Programme availability:

PH30055 is Optional on the following programmes:

Department of Physics
  • USXX-AFB03 : BSc(Hons) Mathematics and Physics (Year 3)
  • USXX-AAB04 : BSc(Hons) Mathematics and Physics with Study year abroad (Year 4)
  • USXX-AKB04 : BSc(Hons) Mathematics and Physics with Year long work placement (Year 4)
  • USPH-AFM02 : MPhys(Hons) Physics (Year 3)
  • USPH-AFM04 : MPhys(Hons) Physics with Research placement (Year 3)
  • USPH-AAM12 : MPhys(Hons) Physics with Study year abroad (Year 4)
  • USPH-AKM03 : MPhys(Hons) Physics with Professional Placement (Year 4)
  • USPH-AKM04 : MPhys(Hons) Physics with Professional and Research Placements (Year 4)
  • USPH-AAM13 : MPhys(Hons) Physics with Study year abroad and Research Placement (Year 4)
  • USXX-AFM01 : MSci(Hons) Mathematics and Physics (Year 3)
  • USXX-AAM01 : MSci(Hons) Mathematics and Physics with Study year abroad (Year 4)
  • USXX-AKM01 : MSci(Hons) Mathematics and Physics with Year long work placement (Year 4)
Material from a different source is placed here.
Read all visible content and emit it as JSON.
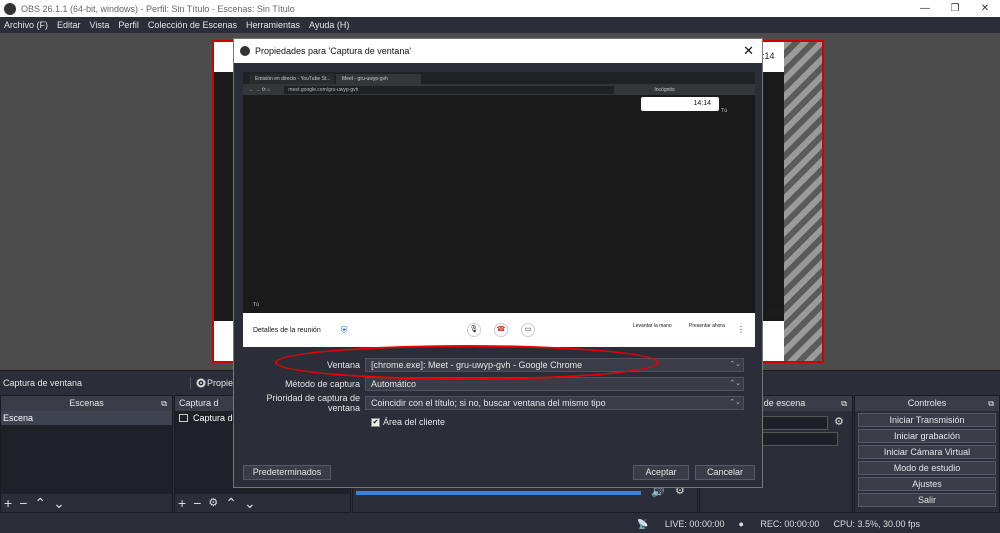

  • This unit catalogue is applicable for the 2022/23 academic year only. Students continuing their studies into 2023/24 and beyond should not assume that this unit will be available in future years in the format displayed here for 2022/23.
  • Programmes and units are subject to change in accordance with normal University procedures.
  • Availability of units will be subject to constraints such as staff availability, minimum and maximum group sizes, and timetabling factors as well as a student's ability to meet any pre-requisite rules.
  • Find out more about these and other important University terms and conditions here.